The Department of Justice filed a notice of appeal in late January with the Seventh Circuit Court of Appeals in Chicago to challenge a federal district judge's ruling that the clergy housing allowance in her district is an unconstitutional preference for religion.
Federal district court judge Barbara Crabb made her ruling in late November for the Western District of Wisconsin. The Freedom From Religion Foundation, a nonprofit organization, brought the lawsuit.
With the November ruling, Judge Crabb stayed her decision, pending the outcome of an appeals process or the expiration of a 60-day period for an appeal to be filed. The Justice Department's filing was made ahead of the expiration date; the appeal could take up to a year.
The housing allowance is the most important tax benefit for clergy, so the stakes are significant. Judge Crabb's decision, had it not been appealed, would have only affected churches and clergy in her district, but a precedent of that nature likely would have spurred additional lawsuits nationwide challenging the benefit.

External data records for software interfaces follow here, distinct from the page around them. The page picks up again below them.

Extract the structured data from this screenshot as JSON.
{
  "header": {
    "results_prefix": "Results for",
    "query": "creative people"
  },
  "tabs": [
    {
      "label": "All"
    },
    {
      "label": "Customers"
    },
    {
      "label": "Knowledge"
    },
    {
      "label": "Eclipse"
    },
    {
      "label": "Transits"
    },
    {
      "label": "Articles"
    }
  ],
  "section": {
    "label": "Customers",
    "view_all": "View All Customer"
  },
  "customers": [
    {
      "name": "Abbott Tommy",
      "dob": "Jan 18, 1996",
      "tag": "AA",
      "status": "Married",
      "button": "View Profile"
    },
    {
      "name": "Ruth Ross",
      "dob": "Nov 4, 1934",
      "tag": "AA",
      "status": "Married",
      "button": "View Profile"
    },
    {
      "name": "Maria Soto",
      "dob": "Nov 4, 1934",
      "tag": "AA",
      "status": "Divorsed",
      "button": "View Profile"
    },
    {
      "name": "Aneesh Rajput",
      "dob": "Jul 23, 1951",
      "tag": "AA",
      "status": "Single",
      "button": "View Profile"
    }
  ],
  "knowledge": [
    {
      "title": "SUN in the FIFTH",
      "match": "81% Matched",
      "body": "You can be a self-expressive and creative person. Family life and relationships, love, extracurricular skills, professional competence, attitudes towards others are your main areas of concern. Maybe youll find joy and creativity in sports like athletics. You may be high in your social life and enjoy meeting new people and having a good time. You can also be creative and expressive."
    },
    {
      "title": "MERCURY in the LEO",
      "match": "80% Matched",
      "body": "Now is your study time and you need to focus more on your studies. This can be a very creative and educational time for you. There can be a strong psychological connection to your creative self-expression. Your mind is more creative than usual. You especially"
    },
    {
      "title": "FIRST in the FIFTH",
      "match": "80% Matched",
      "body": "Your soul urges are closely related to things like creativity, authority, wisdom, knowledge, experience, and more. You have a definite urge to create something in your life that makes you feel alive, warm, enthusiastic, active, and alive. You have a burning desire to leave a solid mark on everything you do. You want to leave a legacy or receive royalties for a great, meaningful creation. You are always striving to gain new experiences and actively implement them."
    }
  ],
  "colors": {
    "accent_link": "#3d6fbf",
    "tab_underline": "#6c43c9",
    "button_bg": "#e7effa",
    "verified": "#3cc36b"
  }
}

The Seventh Circuit either will affirm Judge Crabb's ruling—which would then become binding in Wisconsin, Illinois, and Indiana, the three states covered by the circuit—or it will reverse it.
Were the Seventh Circuit to affirm Judge Crabb's decision, the Internal Revenue Service also would likely consider applying the ruling nationally to ensure the consistent treatment of clergy for tax purposes, regardless of their geographic location. An affirmative ruling also could be appealed by the Justice Department to the Supreme Court of the United States.